Dataset rows describing interfaces
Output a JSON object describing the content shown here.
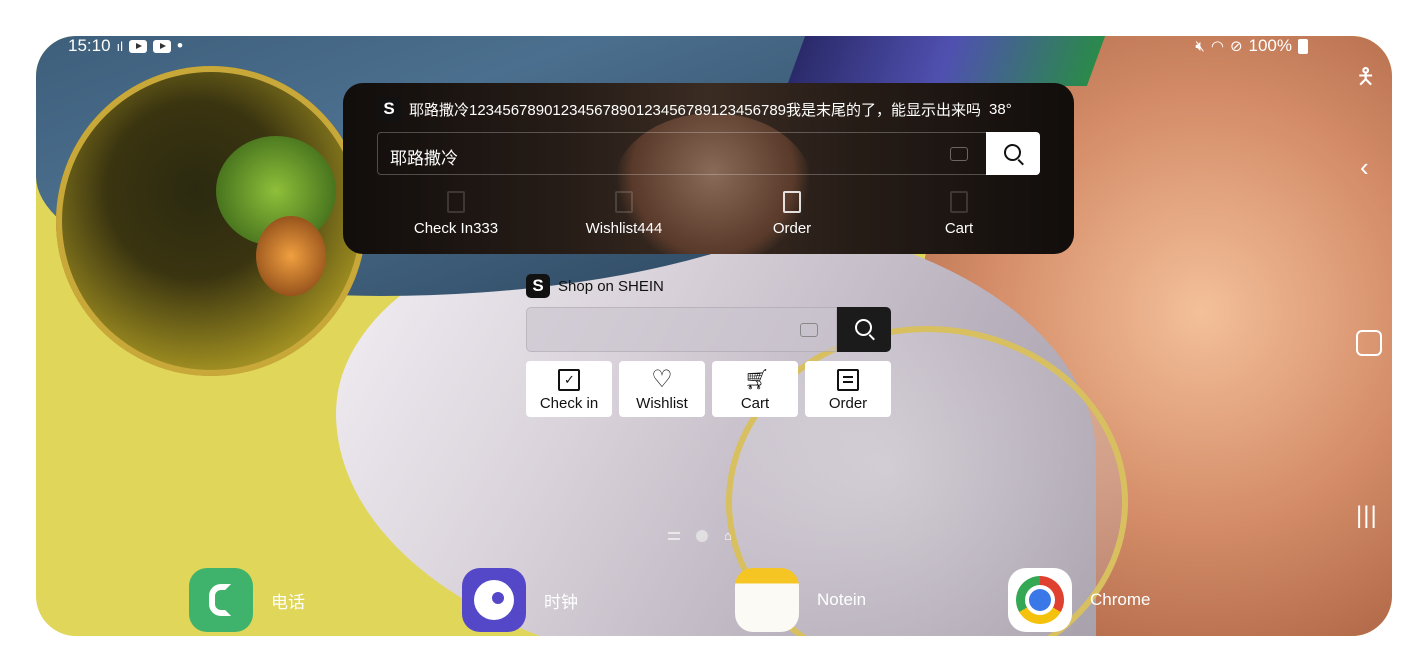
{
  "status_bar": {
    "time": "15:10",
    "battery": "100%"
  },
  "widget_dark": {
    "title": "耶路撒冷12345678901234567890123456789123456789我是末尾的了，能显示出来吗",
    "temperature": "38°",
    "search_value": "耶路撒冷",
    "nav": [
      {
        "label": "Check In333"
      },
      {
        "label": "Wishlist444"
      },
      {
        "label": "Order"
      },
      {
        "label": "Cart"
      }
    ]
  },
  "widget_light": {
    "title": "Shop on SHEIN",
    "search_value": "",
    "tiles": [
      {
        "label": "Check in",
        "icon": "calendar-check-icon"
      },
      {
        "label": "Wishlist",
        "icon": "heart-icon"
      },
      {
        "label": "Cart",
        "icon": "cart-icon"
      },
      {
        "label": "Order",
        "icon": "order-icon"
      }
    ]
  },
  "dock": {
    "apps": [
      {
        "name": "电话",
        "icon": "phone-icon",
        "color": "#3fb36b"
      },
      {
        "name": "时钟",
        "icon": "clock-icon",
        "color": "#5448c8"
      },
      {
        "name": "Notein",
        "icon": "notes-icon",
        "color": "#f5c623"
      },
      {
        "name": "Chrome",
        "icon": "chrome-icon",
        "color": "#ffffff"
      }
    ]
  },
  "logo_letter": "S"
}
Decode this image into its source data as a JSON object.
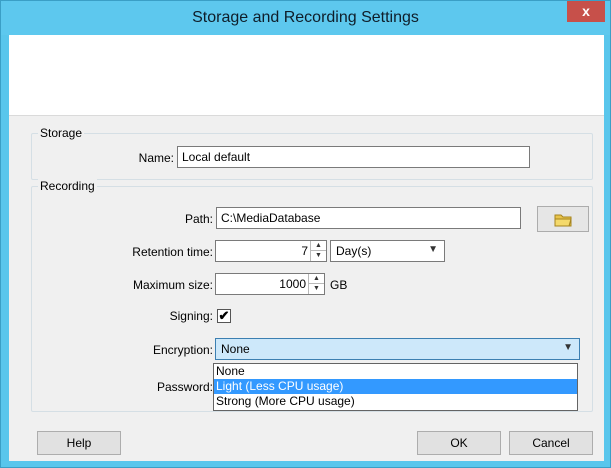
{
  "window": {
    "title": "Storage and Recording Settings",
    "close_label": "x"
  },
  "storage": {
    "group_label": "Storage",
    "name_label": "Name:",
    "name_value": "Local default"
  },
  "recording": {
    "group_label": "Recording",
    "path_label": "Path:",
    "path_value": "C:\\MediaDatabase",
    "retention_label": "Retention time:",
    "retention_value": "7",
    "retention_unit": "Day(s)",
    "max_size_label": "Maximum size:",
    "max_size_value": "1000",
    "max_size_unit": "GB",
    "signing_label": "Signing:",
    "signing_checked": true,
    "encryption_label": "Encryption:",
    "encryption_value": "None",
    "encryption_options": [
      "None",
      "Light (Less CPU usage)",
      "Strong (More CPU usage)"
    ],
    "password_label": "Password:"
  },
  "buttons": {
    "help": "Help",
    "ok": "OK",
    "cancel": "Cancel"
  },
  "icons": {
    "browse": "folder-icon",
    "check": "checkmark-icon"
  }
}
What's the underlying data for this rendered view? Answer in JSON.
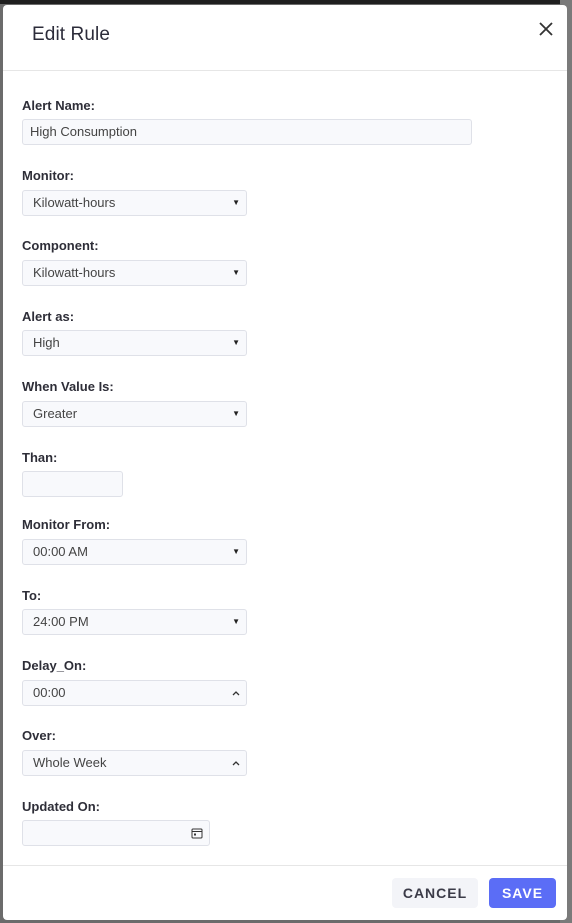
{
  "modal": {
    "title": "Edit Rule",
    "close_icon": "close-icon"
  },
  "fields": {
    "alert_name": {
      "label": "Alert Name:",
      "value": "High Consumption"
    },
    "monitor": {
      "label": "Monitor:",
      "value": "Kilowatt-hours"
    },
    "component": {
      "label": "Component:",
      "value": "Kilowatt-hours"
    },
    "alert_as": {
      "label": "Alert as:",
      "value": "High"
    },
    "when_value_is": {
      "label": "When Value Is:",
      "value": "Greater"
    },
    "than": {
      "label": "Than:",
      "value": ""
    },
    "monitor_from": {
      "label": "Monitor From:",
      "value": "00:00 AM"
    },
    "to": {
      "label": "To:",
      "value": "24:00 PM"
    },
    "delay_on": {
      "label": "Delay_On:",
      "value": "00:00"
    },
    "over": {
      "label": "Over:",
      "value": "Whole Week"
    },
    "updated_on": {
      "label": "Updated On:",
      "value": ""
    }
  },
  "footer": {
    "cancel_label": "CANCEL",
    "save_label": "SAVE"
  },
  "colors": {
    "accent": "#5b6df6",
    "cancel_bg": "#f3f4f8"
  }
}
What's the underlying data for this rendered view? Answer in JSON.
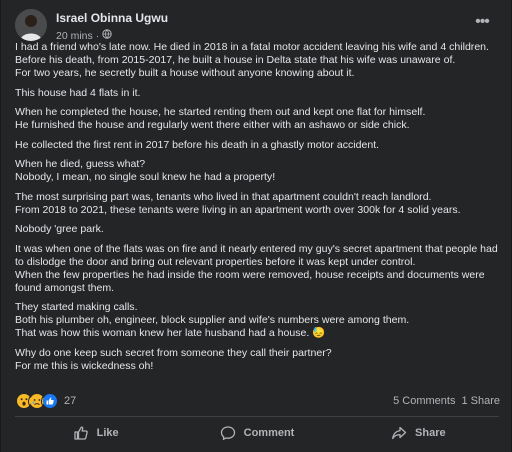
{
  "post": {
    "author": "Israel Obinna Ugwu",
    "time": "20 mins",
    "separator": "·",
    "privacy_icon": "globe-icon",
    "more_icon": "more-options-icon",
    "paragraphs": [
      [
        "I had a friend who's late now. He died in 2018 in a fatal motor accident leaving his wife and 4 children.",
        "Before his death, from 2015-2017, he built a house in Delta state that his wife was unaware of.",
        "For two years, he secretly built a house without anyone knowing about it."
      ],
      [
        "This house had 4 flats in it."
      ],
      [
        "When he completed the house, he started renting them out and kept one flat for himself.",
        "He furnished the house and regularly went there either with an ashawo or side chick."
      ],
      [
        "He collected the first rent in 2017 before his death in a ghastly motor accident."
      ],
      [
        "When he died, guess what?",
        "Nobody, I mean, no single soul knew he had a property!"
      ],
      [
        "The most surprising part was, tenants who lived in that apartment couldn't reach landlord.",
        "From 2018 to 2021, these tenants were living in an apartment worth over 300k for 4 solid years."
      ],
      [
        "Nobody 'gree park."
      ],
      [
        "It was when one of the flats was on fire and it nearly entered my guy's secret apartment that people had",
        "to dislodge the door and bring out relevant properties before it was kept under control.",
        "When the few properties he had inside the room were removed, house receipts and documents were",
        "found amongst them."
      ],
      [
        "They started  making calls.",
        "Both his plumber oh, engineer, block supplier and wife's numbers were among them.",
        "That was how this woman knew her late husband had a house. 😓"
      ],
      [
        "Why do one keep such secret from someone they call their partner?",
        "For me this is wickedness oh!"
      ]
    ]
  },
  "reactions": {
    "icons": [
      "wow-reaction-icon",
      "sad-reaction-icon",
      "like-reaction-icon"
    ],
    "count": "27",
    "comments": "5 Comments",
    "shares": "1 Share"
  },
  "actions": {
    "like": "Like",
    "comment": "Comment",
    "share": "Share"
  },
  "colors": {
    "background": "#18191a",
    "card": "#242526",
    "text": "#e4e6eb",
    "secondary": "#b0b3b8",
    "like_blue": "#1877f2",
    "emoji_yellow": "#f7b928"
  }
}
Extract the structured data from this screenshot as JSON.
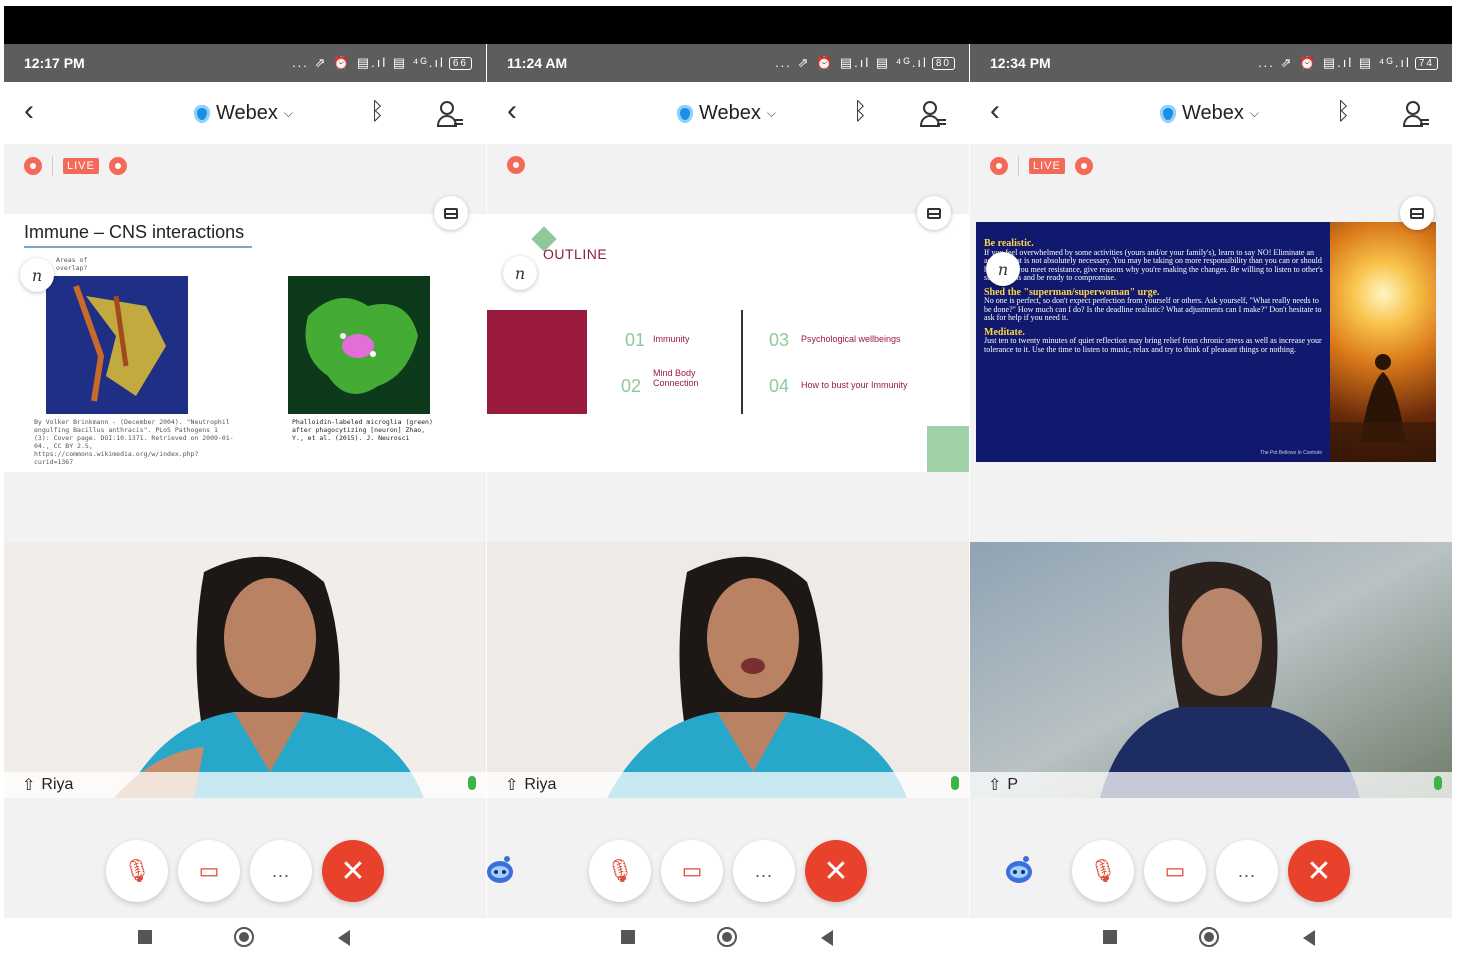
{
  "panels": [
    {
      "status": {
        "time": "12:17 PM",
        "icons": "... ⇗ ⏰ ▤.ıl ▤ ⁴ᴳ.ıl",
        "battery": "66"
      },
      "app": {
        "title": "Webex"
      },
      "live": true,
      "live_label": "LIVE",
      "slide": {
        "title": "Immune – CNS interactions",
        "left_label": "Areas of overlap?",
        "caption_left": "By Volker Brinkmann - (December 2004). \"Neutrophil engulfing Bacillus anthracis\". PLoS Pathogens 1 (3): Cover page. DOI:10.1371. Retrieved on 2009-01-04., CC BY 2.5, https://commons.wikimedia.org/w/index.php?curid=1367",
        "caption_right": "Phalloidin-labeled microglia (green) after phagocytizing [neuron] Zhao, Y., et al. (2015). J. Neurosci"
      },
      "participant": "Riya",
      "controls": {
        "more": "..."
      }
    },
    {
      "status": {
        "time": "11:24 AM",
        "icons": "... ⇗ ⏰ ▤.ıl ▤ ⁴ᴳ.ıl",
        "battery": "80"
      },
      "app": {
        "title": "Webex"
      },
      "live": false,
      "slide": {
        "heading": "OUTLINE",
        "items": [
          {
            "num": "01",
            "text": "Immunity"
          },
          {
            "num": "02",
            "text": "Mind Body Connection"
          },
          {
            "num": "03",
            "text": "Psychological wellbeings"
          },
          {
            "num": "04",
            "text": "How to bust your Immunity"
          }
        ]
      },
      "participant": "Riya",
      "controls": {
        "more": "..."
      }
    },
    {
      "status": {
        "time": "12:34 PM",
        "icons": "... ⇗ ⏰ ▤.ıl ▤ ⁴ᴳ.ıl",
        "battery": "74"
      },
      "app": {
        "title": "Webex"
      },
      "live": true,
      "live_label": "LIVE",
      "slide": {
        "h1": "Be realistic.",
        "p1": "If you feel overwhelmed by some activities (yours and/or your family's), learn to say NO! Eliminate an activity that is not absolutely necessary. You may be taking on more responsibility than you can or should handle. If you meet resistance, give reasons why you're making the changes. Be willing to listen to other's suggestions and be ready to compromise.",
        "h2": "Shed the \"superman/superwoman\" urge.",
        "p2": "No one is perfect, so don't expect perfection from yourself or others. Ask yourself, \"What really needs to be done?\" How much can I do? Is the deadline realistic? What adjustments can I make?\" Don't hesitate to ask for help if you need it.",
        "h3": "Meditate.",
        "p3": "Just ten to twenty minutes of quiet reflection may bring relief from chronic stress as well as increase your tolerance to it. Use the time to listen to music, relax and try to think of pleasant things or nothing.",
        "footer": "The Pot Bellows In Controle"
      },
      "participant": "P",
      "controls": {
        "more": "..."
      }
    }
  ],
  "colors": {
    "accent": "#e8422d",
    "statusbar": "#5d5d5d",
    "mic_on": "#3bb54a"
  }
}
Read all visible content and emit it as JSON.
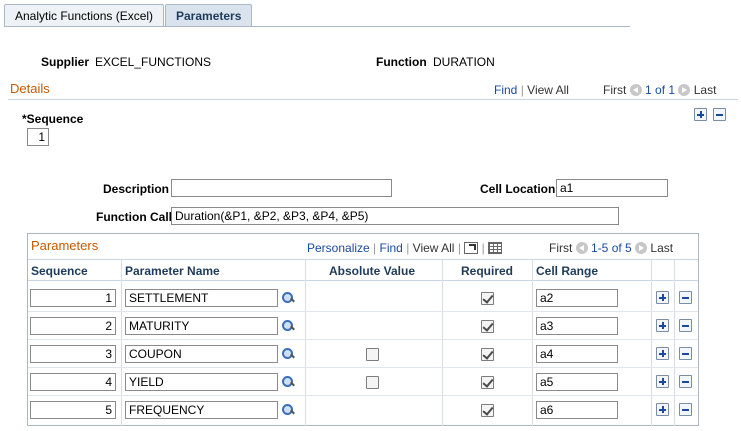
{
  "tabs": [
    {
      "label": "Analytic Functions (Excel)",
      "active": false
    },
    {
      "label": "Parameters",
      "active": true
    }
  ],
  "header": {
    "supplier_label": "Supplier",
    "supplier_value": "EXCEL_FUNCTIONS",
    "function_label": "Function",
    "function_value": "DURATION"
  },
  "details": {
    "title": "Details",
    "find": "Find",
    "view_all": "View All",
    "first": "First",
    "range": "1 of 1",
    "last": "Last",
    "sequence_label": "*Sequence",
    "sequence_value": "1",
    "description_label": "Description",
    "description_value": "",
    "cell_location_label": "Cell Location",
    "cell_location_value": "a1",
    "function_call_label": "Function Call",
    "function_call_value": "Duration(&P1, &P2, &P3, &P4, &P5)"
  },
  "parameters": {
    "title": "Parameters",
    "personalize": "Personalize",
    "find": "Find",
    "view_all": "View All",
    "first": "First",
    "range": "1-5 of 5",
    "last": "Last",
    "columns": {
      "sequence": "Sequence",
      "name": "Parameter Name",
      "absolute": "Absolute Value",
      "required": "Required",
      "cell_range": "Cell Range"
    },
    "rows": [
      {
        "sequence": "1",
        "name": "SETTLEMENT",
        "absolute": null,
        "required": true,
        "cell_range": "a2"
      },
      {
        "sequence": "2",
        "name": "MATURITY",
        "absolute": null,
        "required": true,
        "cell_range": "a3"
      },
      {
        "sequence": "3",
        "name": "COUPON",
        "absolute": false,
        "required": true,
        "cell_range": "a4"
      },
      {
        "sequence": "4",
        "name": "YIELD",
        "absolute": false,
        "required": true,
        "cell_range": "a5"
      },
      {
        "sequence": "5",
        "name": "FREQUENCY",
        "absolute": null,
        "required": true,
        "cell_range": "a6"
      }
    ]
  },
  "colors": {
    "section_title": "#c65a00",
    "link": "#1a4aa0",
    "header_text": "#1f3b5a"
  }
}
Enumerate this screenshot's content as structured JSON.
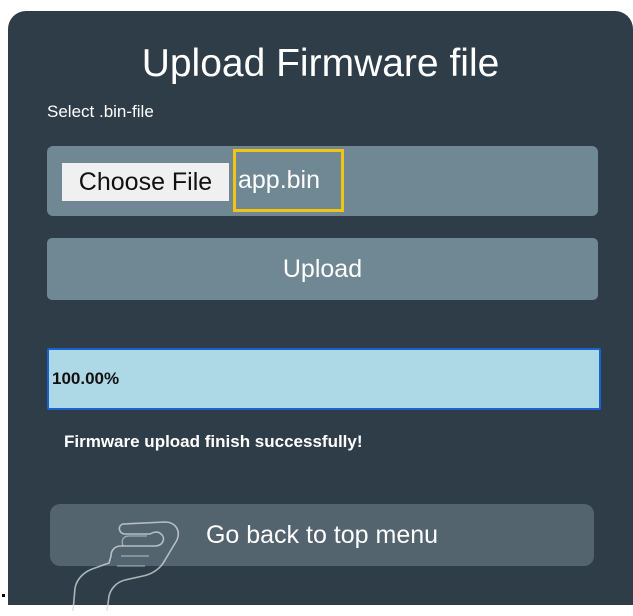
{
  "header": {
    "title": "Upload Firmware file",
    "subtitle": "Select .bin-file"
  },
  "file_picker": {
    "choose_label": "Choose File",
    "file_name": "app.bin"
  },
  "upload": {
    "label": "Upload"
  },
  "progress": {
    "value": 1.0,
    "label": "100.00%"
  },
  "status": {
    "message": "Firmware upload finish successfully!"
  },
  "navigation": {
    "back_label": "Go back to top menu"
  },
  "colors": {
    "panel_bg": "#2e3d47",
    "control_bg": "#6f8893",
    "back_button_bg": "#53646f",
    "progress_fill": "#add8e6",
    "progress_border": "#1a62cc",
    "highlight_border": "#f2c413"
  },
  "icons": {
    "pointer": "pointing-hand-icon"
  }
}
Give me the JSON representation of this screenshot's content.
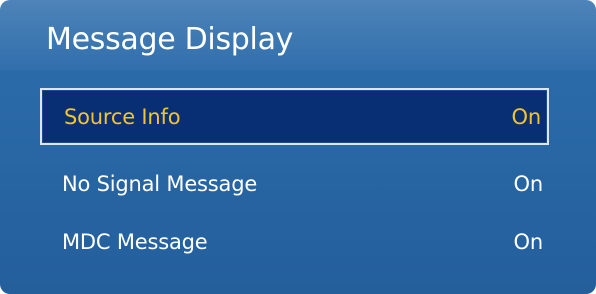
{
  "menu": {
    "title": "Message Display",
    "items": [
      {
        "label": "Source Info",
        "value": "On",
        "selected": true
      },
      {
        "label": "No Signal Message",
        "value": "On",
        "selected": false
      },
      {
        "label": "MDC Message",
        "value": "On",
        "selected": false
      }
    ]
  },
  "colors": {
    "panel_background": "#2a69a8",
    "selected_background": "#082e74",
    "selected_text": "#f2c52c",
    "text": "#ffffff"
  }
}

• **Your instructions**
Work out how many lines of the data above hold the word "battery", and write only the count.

• **Result below**
4